(Items from a data source)
· · · · ·

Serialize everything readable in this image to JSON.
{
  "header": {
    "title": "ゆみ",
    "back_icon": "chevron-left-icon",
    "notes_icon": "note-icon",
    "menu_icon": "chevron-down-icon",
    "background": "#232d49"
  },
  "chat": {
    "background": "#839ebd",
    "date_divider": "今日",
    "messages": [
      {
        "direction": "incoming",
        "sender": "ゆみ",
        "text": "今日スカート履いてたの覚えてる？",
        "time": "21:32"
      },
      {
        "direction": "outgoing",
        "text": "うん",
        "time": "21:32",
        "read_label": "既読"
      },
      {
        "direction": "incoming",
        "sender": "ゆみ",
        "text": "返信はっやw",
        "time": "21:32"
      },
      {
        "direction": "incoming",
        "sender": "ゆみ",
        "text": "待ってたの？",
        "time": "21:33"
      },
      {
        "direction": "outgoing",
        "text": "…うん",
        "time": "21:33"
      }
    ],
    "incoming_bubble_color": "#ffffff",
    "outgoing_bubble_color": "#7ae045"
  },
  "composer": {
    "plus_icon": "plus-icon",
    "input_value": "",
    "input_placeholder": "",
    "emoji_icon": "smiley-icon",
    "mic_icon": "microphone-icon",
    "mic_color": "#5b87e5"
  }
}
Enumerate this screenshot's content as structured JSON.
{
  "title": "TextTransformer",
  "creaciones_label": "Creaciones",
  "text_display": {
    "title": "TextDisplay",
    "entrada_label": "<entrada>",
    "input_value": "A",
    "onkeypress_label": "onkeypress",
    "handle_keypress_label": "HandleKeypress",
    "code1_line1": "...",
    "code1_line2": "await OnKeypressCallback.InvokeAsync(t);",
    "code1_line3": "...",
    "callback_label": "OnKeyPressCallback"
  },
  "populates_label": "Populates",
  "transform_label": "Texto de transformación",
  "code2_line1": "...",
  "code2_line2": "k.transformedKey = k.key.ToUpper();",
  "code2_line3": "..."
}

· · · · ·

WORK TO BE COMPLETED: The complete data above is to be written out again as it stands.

FINISHED EXERCISE:
Serialize everything readable in this image to JSON.
{
  "header": {
    "title": "ゆみ",
    "back_icon": "chevron-left-icon",
    "notes_icon": "note-icon",
    "menu_icon": "chevron-down-icon",
    "background": "#232d49"
  },
  "chat": {
    "background": "#839ebd",
    "date_divider": "今日",
    "messages": [
      {
        "direction": "incoming",
        "sender": "ゆみ",
        "text": "今日スカート履いてたの覚えてる？",
        "time": "21:32"
      },
      {
        "direction": "outgoing",
        "text": "うん",
        "time": "21:32",
        "read_label": "既読"
      },
      {
        "direction": "incoming",
        "sender": "ゆみ",
        "text": "返信はっやw",
        "time": "21:32"
      },
      {
        "direction": "incoming",
        "sender": "ゆみ",
        "text": "待ってたの？",
        "time": "21:33"
      },
      {
        "direction": "outgoing",
        "text": "…うん",
        "time": "21:33"
      }
    ],
    "incoming_bubble_color": "#ffffff",
    "outgoing_bubble_color": "#7ae045"
  },
  "composer": {
    "plus_icon": "plus-icon",
    "input_value": "",
    "input_placeholder": "",
    "emoji_icon": "smiley-icon",
    "mic_icon": "microphone-icon",
    "mic_color": "#5b87e5"
  }
}
Enumerate this screenshot's content as structured JSON.
{
  "title": "TextTransformer",
  "creaciones_label": "Creaciones",
  "text_display": {
    "title": "TextDisplay",
    "entrada_label": "<entrada>",
    "input_value": "A",
    "onkeypress_label": "onkeypress",
    "handle_keypress_label": "HandleKeypress",
    "code1_line1": "...",
    "code1_line2": "await OnKeypressCallback.InvokeAsync(t);",
    "code1_line3": "...",
    "callback_label": "OnKeyPressCallback"
  },
  "populates_label": "Populates",
  "transform_label": "Texto de transformación",
  "code2_line1": "...",
  "code2_line2": "k.transformedKey = k.key.ToUpper();",
  "code2_line3": "..."
}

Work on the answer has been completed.